Which Lenke 1A curves are at the greatest risk for adding-on... and why?

Spine (Phila Pa 1976). 2012 Jul 15;37(16):1384-90. doi: 10.1097/BRS.0b013e31824bac7a.


Study design: Multicenter review of prospectively collected data.

Objective: The purpose of this study was to evaluate the incidence of distal adding-on and associated risk factors in each of the 2 Lenke 1A curve patterns.

Summary of background data: Previous work has demonstrated 2 distinct Lenke 1A curve patterns on the basis of the tilt of L4 (1A-L and 1A-R) that are different in form and treatment.

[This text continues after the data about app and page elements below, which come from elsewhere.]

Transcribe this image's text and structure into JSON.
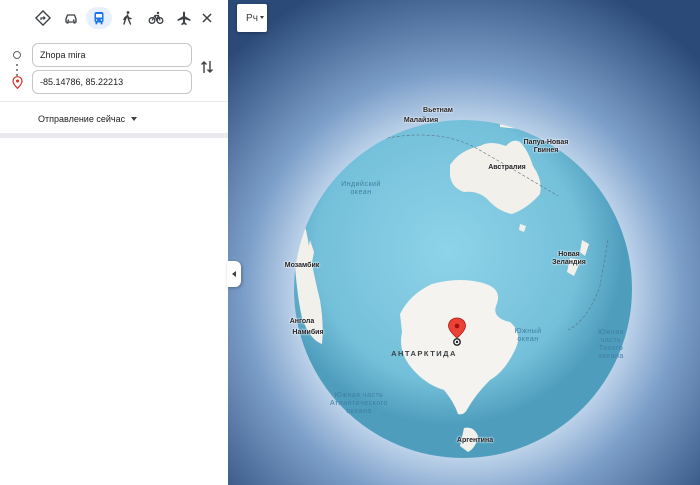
{
  "travel_modes": [
    {
      "name": "best-route",
      "icon": "diamond-directions-icon",
      "active": false
    },
    {
      "name": "driving",
      "icon": "car-icon",
      "active": false
    },
    {
      "name": "transit",
      "icon": "bus-icon",
      "active": true
    },
    {
      "name": "walking",
      "icon": "walk-icon",
      "active": false
    },
    {
      "name": "cycling",
      "icon": "bicycle-icon",
      "active": false
    },
    {
      "name": "flight",
      "icon": "airplane-icon",
      "active": false
    }
  ],
  "route": {
    "origin": "Zhopa mira",
    "destination": "-85.14786, 85.22213"
  },
  "departure": {
    "label": "Отправление сейчас"
  },
  "map": {
    "layers_button_text": "Рч",
    "labels": {
      "vietnam": "Вьетнам",
      "malaysia": "Малайзия",
      "papua": "Папуа-Новая Гвинея",
      "australia": "Австралия",
      "indian_ocean": "Индийский океан",
      "mozambique": "Мозамбик",
      "new_zealand": "Новая Зеландия",
      "angola": "Ангола",
      "namibia": "Намибия",
      "south_ocean": "Южный океан",
      "antarctica": "АНТАРКТИДА",
      "south_pacific": "Южная часть Тихого океана",
      "south_atlantic": "Южная часть Атлантического океана",
      "argentina": "Аргентина"
    },
    "colors": {
      "ocean": "#7ec6de",
      "land": "#f2f0ea",
      "space": "#2b4a78",
      "halo": "#ffffff",
      "pin": "#ea4335"
    }
  }
}
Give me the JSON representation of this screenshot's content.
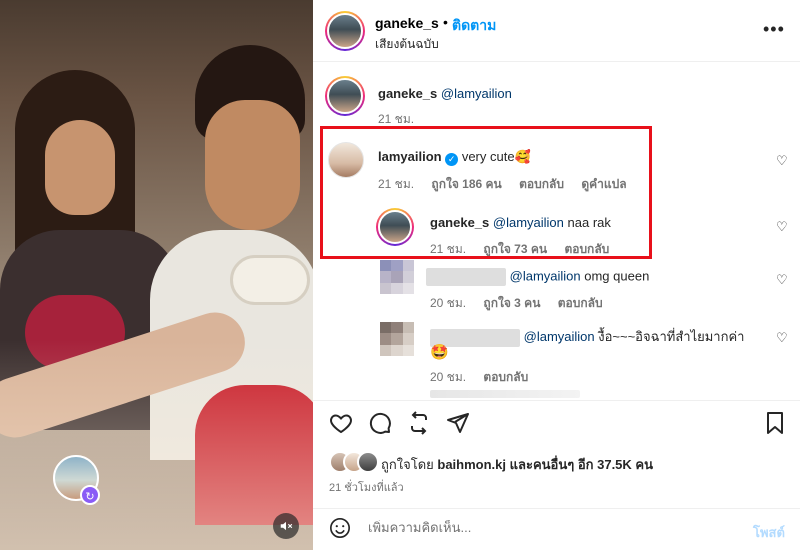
{
  "media": {
    "remix_icon": "remix-icon",
    "mute_icon": "speaker-muted-icon"
  },
  "header": {
    "username": "ganeke_s",
    "separator": "•",
    "follow_label": "ติดตาม",
    "audio_label": "เสียงต้นฉบับ",
    "more_icon": "more-horizontal-icon"
  },
  "comments": [
    {
      "username": "ganeke_s",
      "mention": "@lamyailion",
      "text": "",
      "time": "21 ชม."
    },
    {
      "username": "lamyailion",
      "verified": true,
      "text": "very cute🥰",
      "time": "21 ชม.",
      "likes": "ถูกใจ 186 คน",
      "reply": "ตอบกลับ",
      "translate": "ดูคำแปล"
    },
    {
      "username": "ganeke_s",
      "mention": "@lamyailion",
      "text": "naa rak",
      "time": "21 ชม.",
      "likes": "ถูกใจ 73 คน",
      "reply": "ตอบกลับ"
    },
    {
      "mention": "@lamyailion",
      "text": "omg queen",
      "time": "20 ชม.",
      "likes": "ถูกใจ 3 คน",
      "reply": "ตอบกลับ"
    },
    {
      "mention": "@lamyailion",
      "text": "งื้อ~~~อิจฉาที่สำไยมากค่า",
      "text2": "🤩",
      "time": "20 ชม.",
      "reply": "ตอบกลับ"
    }
  ],
  "actions": {
    "like_icon": "heart-icon",
    "comment_icon": "comment-icon",
    "share_icon": "repost-icon",
    "send_icon": "send-icon",
    "save_icon": "bookmark-icon"
  },
  "likes": {
    "prefix": "ถูกใจโดย",
    "user": "baihmon.kj",
    "suffix": "และคนอื่นๆ อีก 37.5K คน"
  },
  "time_ago": "21 ชั่วโมงที่แล้ว",
  "add_comment": {
    "placeholder": "เพิ่มความคิดเห็น...",
    "post_label": "โพสต์"
  },
  "colors": {
    "accent": "#0095f6",
    "highlight": "#e8101a",
    "verified": "#0095f6"
  }
}
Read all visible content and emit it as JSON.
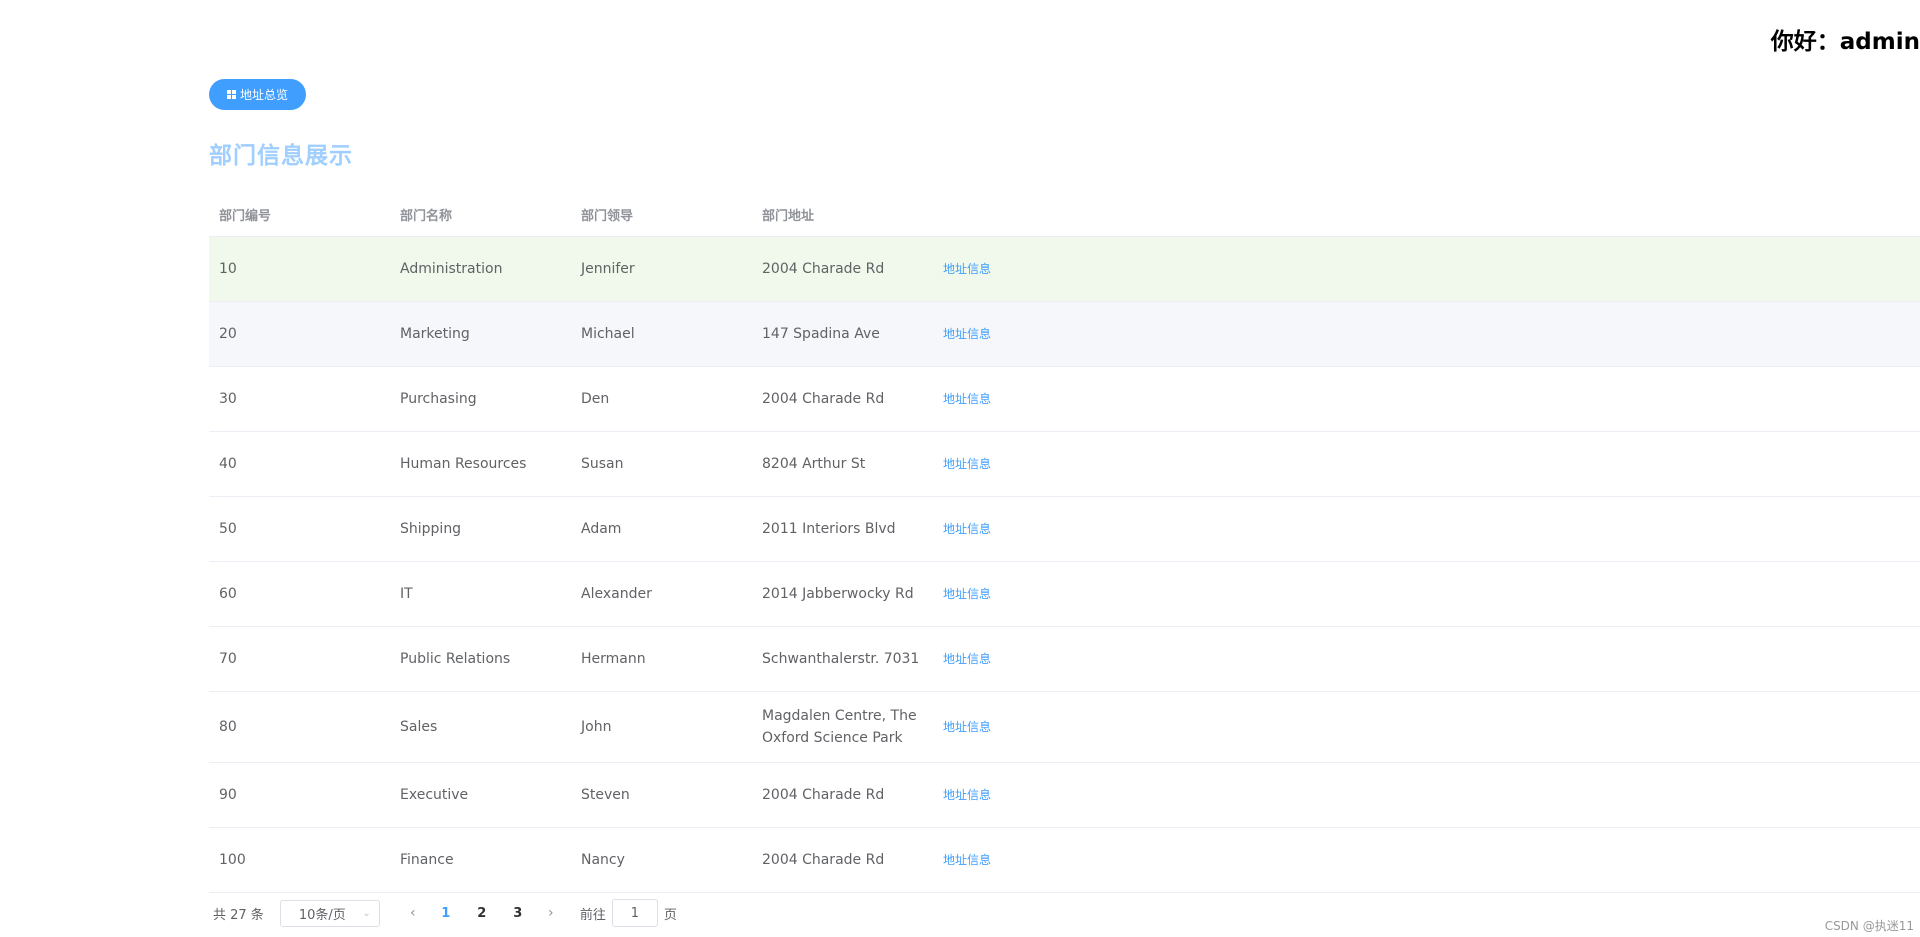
{
  "header": {
    "greeting": "你好：admin"
  },
  "toolbar": {
    "overview_label": "地址总览"
  },
  "page": {
    "title": "部门信息展示"
  },
  "table": {
    "columns": [
      "部门编号",
      "部门名称",
      "部门领导",
      "部门地址"
    ],
    "action_label": "地址信息",
    "rows": [
      {
        "id": "10",
        "name": "Administration",
        "leader": "Jennifer",
        "address": "2004 Charade Rd"
      },
      {
        "id": "20",
        "name": "Marketing",
        "leader": "Michael",
        "address": "147 Spadina Ave"
      },
      {
        "id": "30",
        "name": "Purchasing",
        "leader": "Den",
        "address": "2004 Charade Rd"
      },
      {
        "id": "40",
        "name": "Human Resources",
        "leader": "Susan",
        "address": "8204 Arthur St"
      },
      {
        "id": "50",
        "name": "Shipping",
        "leader": "Adam",
        "address": "2011 Interiors Blvd"
      },
      {
        "id": "60",
        "name": "IT",
        "leader": "Alexander",
        "address": "2014 Jabberwocky Rd"
      },
      {
        "id": "70",
        "name": "Public Relations",
        "leader": "Hermann",
        "address": "Schwanthalerstr. 7031"
      },
      {
        "id": "80",
        "name": "Sales",
        "leader": "John",
        "address": "Magdalen Centre, The Oxford Science Park"
      },
      {
        "id": "90",
        "name": "Executive",
        "leader": "Steven",
        "address": "2004 Charade Rd"
      },
      {
        "id": "100",
        "name": "Finance",
        "leader": "Nancy",
        "address": "2004 Charade Rd"
      }
    ]
  },
  "pagination": {
    "total_text": "共 27 条",
    "page_size": "10条/页",
    "prev_icon": "chevron-left-icon",
    "next_icon": "chevron-right-icon",
    "pages": [
      "1",
      "2",
      "3"
    ],
    "current_page": "1",
    "jump_prefix": "前往",
    "jump_value": "1",
    "jump_suffix": "页"
  },
  "watermark": "CSDN @执迷11",
  "colors": {
    "primary": "#409eff",
    "title": "#a0cfff",
    "row_hover": "#f0f9eb",
    "row_stripe": "#f5f7fa"
  }
}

Methods: A query of a prospective multicenter adolescent idiopathic scoliosis database identified 195 patients with Lenke 1A curves. Patients were grouped on the basis of the direction of the L4 vertebral tilt: 1A-L (left) and 1A-R (right). The incidences as well as clinical and radiographical risk factors for adding-on were identified for each group. Adding-on was defined as an increase in the Cobb angle of at least 5° and distalization of the end vertebra of the thoracic curve or a change in disc angulation of 5° or greater below the lowest instrumented vertebra from the first erect to 2-year postoperative radiographs.

Results: Forty (21%) patients met the criteria for adding-on. The average increase in Cobb angle was 11.9° for those categorized as having adding-on compared with 3.8° in the non-adding-on group. Lenke 1A-R curves were 2.2 times more likely to experience adding-on than 1A-L curves. In the 1A-R curves, patients who added-on were fused at an average of 1.6 levels proximal to the neutral vertebra versus an average of 0.9 levels proximal to the neutral vertebra for the patients who did not add-on (P = 0.023). Patients who added-on were fused at an average of 2.5 levels above stable versus 2.1 levels above stable in those who did not (P = 0.06). Age and skeletal maturity were not identified as risk factors in the 1A-R curves. In 1A-L curves, younger (12.7 vs. 14.7 yr, P = 0.002) and less skeletally mature patients based on Risser grading (70% vs. 14% Risser 0, P = 0.004) were more likely to experience adding-on.

Conclusion: Understanding the difference between Lenke 1A-L and 1A-R curve types may be helpful in preventing the adding-on phenomena postoperatively. To prevent adding-on in 1A-R curves, we recommend fusing distally to 1 level above the neutral vertebra or 1 to 2 levels above the stable vertebra. In 1A-L curves, adding-on may simply be a need to balance some lumbar curve progression in a young, skeletally immature patient.

Publication types

  • Multicenter Study
  • Research Support, Non-U.S. Gov't

MeSH terms

  • Adolescent
  • Age Factors
  • Analysis of Variance
  • Chi-Square Distribution
  • Humans
  • Lumbar Vertebrae / diagnostic imaging
  • Lumbar Vertebrae / surgery
  • Odds Ratio
  • Patient Selection
  • Postoperative Complications / etiology*
  • Predictive Value of Tests
  • Radiography
  • Retrospective Studies
  • Risk Assessment
  • Risk Factors
  • Scoliosis / diagnostic imaging
  • Scoliosis / surgery
  • Spinal Fusion / adverse effects*
  • Thoracic Vertebrae / diagnostic imaging
  • Thoracic Vertebrae / surgery
  • Treatment Outcome